“Do you two know what that word means?”
“Yep! It means you’re pregnant!” (My sister would have been four or five.)
“It means you’re really bad. But we can say that word and Mum doesn’t get mad.”
Where had such young children learned that word? From Daffy Duck, of course. He said it to Bugs Bunny all the time. It was a great word that came with an optional saliva-spraying lisp.
I think about situations like this when I get a new student. New students are always asked why they think they need an English tutor. The answer invariably involves some variant of “I want to improve my vocabulary”. They have lists of SAT words and vocabulary workbooks.
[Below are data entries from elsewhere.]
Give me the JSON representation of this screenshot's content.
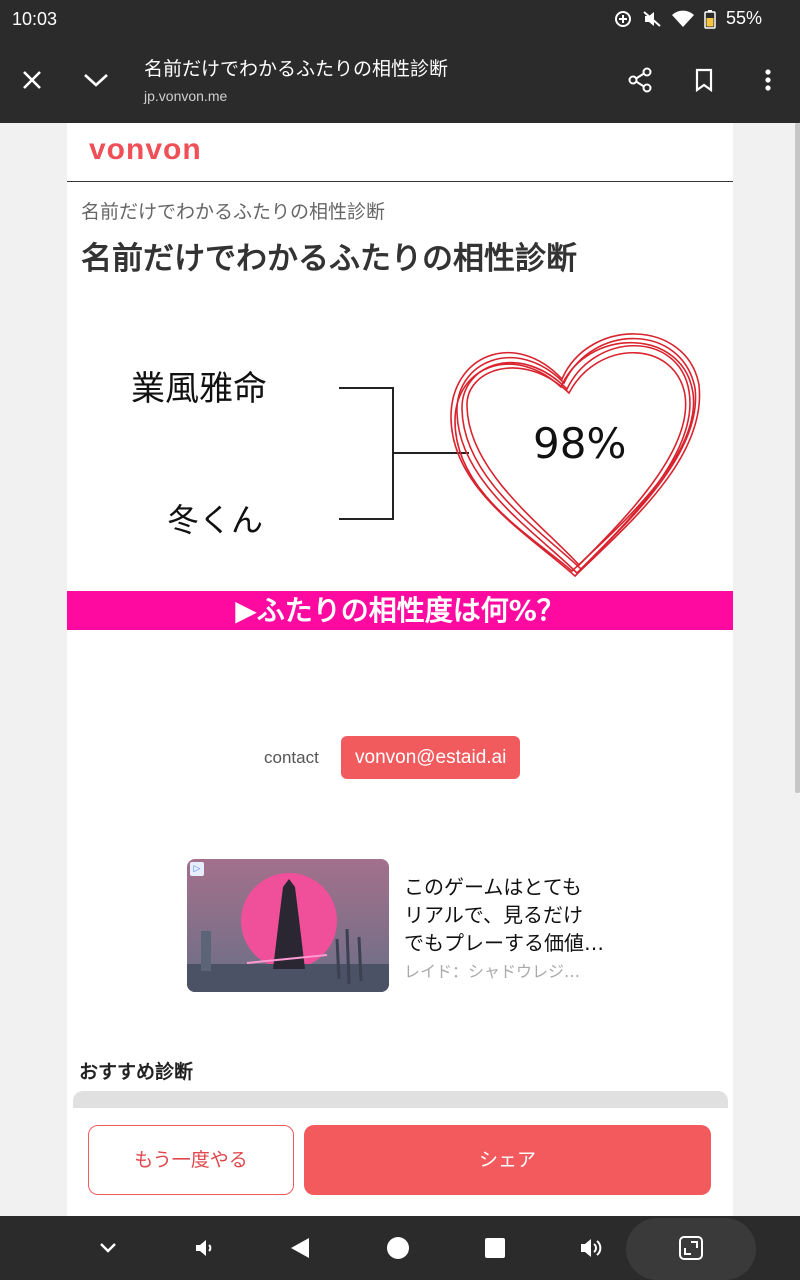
{
  "status": {
    "time": "10:03",
    "battery": "55%"
  },
  "toolbar": {
    "title": "名前だけでわかるふたりの相性診断",
    "url": "jp.vonvon.me"
  },
  "page": {
    "logo": "vonvon",
    "subtitle": "名前だけでわかるふたりの相性診断",
    "title": "名前だけでわかるふたりの相性診断",
    "result": {
      "name1": "業風雅命",
      "name2": "冬くん",
      "percent": "98%"
    },
    "banner": "▶ふたりの相性度は何%？",
    "contact_label": "contact",
    "contact_email": "vonvon@estaid.ai",
    "ad": {
      "title_lines": [
        "このゲームはとても",
        "リアルで、見るだけ",
        "でもプレーする価値…"
      ],
      "source": "レイド：シャドウレジ…"
    },
    "recommend_heading": "おすすめ診断"
  },
  "actions": {
    "retry": "もう一度やる",
    "share": "シェア"
  },
  "colors": {
    "brand": "#ef4f56",
    "banner": "#ff0aa0",
    "heart": "#d9232e"
  }
}
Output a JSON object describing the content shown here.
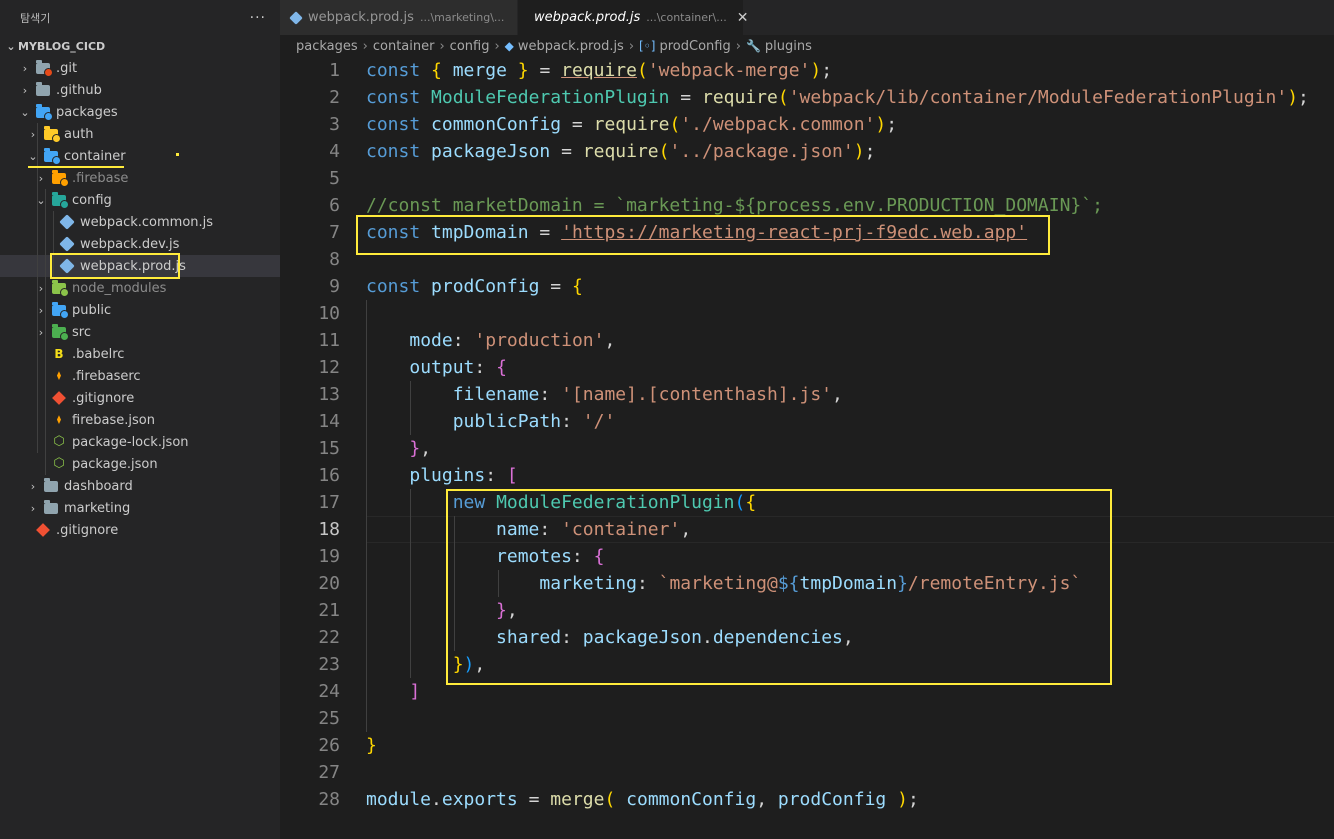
{
  "sidebar": {
    "title": "탐색기",
    "more": "···",
    "section": "MYBLOG_CICD",
    "items": [
      {
        "label": ".git",
        "depth": 1,
        "chev": "›",
        "icon": "folder-git-icon",
        "color": "#e64a19"
      },
      {
        "label": ".github",
        "depth": 1,
        "chev": "›",
        "icon": "folder-github-icon",
        "color": "#90a4ae"
      },
      {
        "label": "packages",
        "depth": 1,
        "chev": "⌄",
        "icon": "folder-packages-icon",
        "color": "#42a5f5"
      },
      {
        "label": "auth",
        "depth": 2,
        "chev": "›",
        "icon": "folder-auth-icon",
        "color": "#ffca28"
      },
      {
        "label": "container",
        "depth": 2,
        "chev": "⌄",
        "icon": "folder-container-icon",
        "color": "#42a5f5"
      },
      {
        "label": ".firebase",
        "depth": 3,
        "chev": "›",
        "icon": "folder-firebase-icon",
        "color": "#ffa000",
        "dimmed": true
      },
      {
        "label": "config",
        "depth": 3,
        "chev": "⌄",
        "icon": "folder-config-icon",
        "color": "#26a69a"
      },
      {
        "label": "webpack.common.js",
        "depth": 4,
        "chev": "",
        "icon": "webpack-icon",
        "color": "#7fb6e8"
      },
      {
        "label": "webpack.dev.js",
        "depth": 4,
        "chev": "",
        "icon": "webpack-icon",
        "color": "#7fb6e8"
      },
      {
        "label": "webpack.prod.js",
        "depth": 4,
        "chev": "",
        "icon": "webpack-icon",
        "color": "#7fb6e8",
        "selected": true
      },
      {
        "label": "node_modules",
        "depth": 3,
        "chev": "›",
        "icon": "folder-node-icon",
        "color": "#8bc34a",
        "dimmed": true
      },
      {
        "label": "public",
        "depth": 3,
        "chev": "›",
        "icon": "folder-public-icon",
        "color": "#42a5f5"
      },
      {
        "label": "src",
        "depth": 3,
        "chev": "›",
        "icon": "folder-src-icon",
        "color": "#4caf50"
      },
      {
        "label": ".babelrc",
        "depth": 3,
        "chev": "",
        "icon": "babel-icon",
        "color": "#f5de19"
      },
      {
        "label": ".firebaserc",
        "depth": 3,
        "chev": "",
        "icon": "firebase-icon",
        "color": "#ffa000"
      },
      {
        "label": ".gitignore",
        "depth": 3,
        "chev": "",
        "icon": "git-icon",
        "color": "#f05033"
      },
      {
        "label": "firebase.json",
        "depth": 3,
        "chev": "",
        "icon": "firebase-icon",
        "color": "#ffa000"
      },
      {
        "label": "package-lock.json",
        "depth": 3,
        "chev": "",
        "icon": "npm-icon",
        "color": "#8bc34a"
      },
      {
        "label": "package.json",
        "depth": 3,
        "chev": "",
        "icon": "npm-icon",
        "color": "#8bc34a"
      },
      {
        "label": "dashboard",
        "depth": 2,
        "chev": "›",
        "icon": "folder-icon",
        "color": "#90a4ae"
      },
      {
        "label": "marketing",
        "depth": 2,
        "chev": "›",
        "icon": "folder-icon",
        "color": "#90a4ae"
      },
      {
        "label": ".gitignore",
        "depth": 1,
        "chev": "",
        "icon": "git-icon",
        "color": "#f05033"
      }
    ]
  },
  "tabs": [
    {
      "name": "webpack.prod.js",
      "path": "...\\marketing\\...",
      "active": false
    },
    {
      "name": "webpack.prod.js",
      "path": "...\\container\\...",
      "active": true,
      "close": "✕"
    }
  ],
  "breadcrumb": [
    "packages",
    "container",
    "config",
    "webpack.prod.js",
    "prodConfig",
    "plugins"
  ],
  "editor": {
    "active_line": 18,
    "lines": [
      {
        "n": "1"
      },
      {
        "n": "2"
      },
      {
        "n": "3"
      },
      {
        "n": "4"
      },
      {
        "n": "5"
      },
      {
        "n": "6"
      },
      {
        "n": "7"
      },
      {
        "n": "8"
      },
      {
        "n": "9"
      },
      {
        "n": "10"
      },
      {
        "n": "11"
      },
      {
        "n": "12"
      },
      {
        "n": "13"
      },
      {
        "n": "14"
      },
      {
        "n": "15"
      },
      {
        "n": "16"
      },
      {
        "n": "17"
      },
      {
        "n": "18"
      },
      {
        "n": "19"
      },
      {
        "n": "20"
      },
      {
        "n": "21"
      },
      {
        "n": "22"
      },
      {
        "n": "23"
      },
      {
        "n": "24"
      },
      {
        "n": "25"
      },
      {
        "n": "26"
      },
      {
        "n": "27"
      },
      {
        "n": "28"
      }
    ],
    "code": {
      "l1": [
        "const",
        "{",
        "merge",
        "}",
        "=",
        "require",
        "(",
        "'webpack-merge'",
        ")",
        ";"
      ],
      "l2": [
        "const",
        "ModuleFederationPlugin",
        "=",
        "require",
        "(",
        "'webpack/lib/container/ModuleFederationPlugin'",
        ")",
        ";"
      ],
      "l3": [
        "const",
        "commonConfig",
        "=",
        "require",
        "(",
        "'./webpack.common'",
        ")",
        ";"
      ],
      "l4": [
        "const",
        "packageJson",
        "=",
        "require",
        "(",
        "'../package.json'",
        ")",
        ";"
      ],
      "l6": "//const marketDomain = `marketing-${process.env.PRODUCTION_DOMAIN}`;",
      "l7": [
        "const",
        "tmpDomain",
        "=",
        "'https://marketing-react-prj-f9edc.web.app'"
      ],
      "l9": [
        "const",
        "prodConfig",
        "=",
        "{"
      ],
      "l11": [
        "mode",
        ":",
        "'production'",
        ","
      ],
      "l12": [
        "output",
        ":",
        "{"
      ],
      "l13": [
        "filename",
        ":",
        "'[name].[contenthash].js'",
        ","
      ],
      "l14": [
        "publicPath",
        ":",
        "'/'"
      ],
      "l15": [
        "}",
        ","
      ],
      "l16": [
        "plugins",
        ":",
        "["
      ],
      "l17": [
        "new",
        "ModuleFederationPlugin",
        "(",
        "{"
      ],
      "l18": [
        "name",
        ":",
        "'container'",
        ","
      ],
      "l19": [
        "remotes",
        ":",
        "{"
      ],
      "l20": [
        "marketing",
        ":",
        "`marketing@",
        "${",
        "tmpDomain",
        "}",
        "/remoteEntry.js`"
      ],
      "l21": [
        "}",
        ","
      ],
      "l22": [
        "shared",
        ":",
        "packageJson",
        ".",
        "dependencies",
        ","
      ],
      "l23": [
        "}",
        ")",
        ","
      ],
      "l24": [
        "]"
      ],
      "l26": [
        "}"
      ],
      "l28": [
        "module",
        ".",
        "exports",
        "=",
        "merge",
        "(",
        "commonConfig",
        ",",
        "prodConfig",
        ")",
        ";"
      ]
    }
  },
  "colors": {
    "highlight": "#ffeb3b",
    "keyword": "#569cd6",
    "string": "#ce9178",
    "variable": "#9cdcfe"
  }
}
They set goals such as learning 100 new words per week.
I didn’t have SAT word lists or vocabulary workbooks when I was growing up. I had the illicit Batman TV show that we watched at a friend’s house, during which the Joker taught me “Foiled again!” and “You have thwarted my nefarious plans for the last time!” I had Rudyard Kipling and his ‘Stute Fish. I had Maurice Sendak’s Wild Things that gnashed their teeth.
I had a mother who, when I didn’t like dinner or my sisters or the way my life was going, asked, “Are you being persecuted?” If I answered, “Yes”, her retort would be something about it putting carbuncles on my soul.
I had a father who said, “That’s ludicrous!” rather than “You stupid child, what were you thinking?”
As Albert Cullum points out in Push Back the Desks, children in Kindergarten pick up on the language that’s fed to them. If you drop a sheet over your head and say, “I’m a friendly apparition”, they’ll make the ghost connection in a couple of minutes. If you flap your arms and say, “Pinions”, they know what you’re talking about. The concept of waiting until a child is “old enough” before we speak to them in an intelligent manner is particularly short-sighted.
Growing up, there were people I would purposefully listen to because I admired their linguistic skills. When I ask my students whose vocabulary they admire, I’m met with blank stares.
What goes in, comes out.
Sometimes I get a student who clicks right away, and they’re able to focus on the best voices available to them. Their vocabulary improves within six months or so.
Other students are convinced that word lists are still the way to go. They remember the words for a couple of weeks, and then the words are gone. I have the students read Calvin and Hobbes comics, and watch Corner Gas and Brit-coms. Eventually, they might see the light and embrace Stephen Fry as their linguistic deity, but we’ve lost valuable time.
We want our children to be “above average”, but we only give them access to mediocrity. It seems to me that in our crusade to make children’s culture entirely educational, positive and uniform, we’ve forgotten to include versatile language.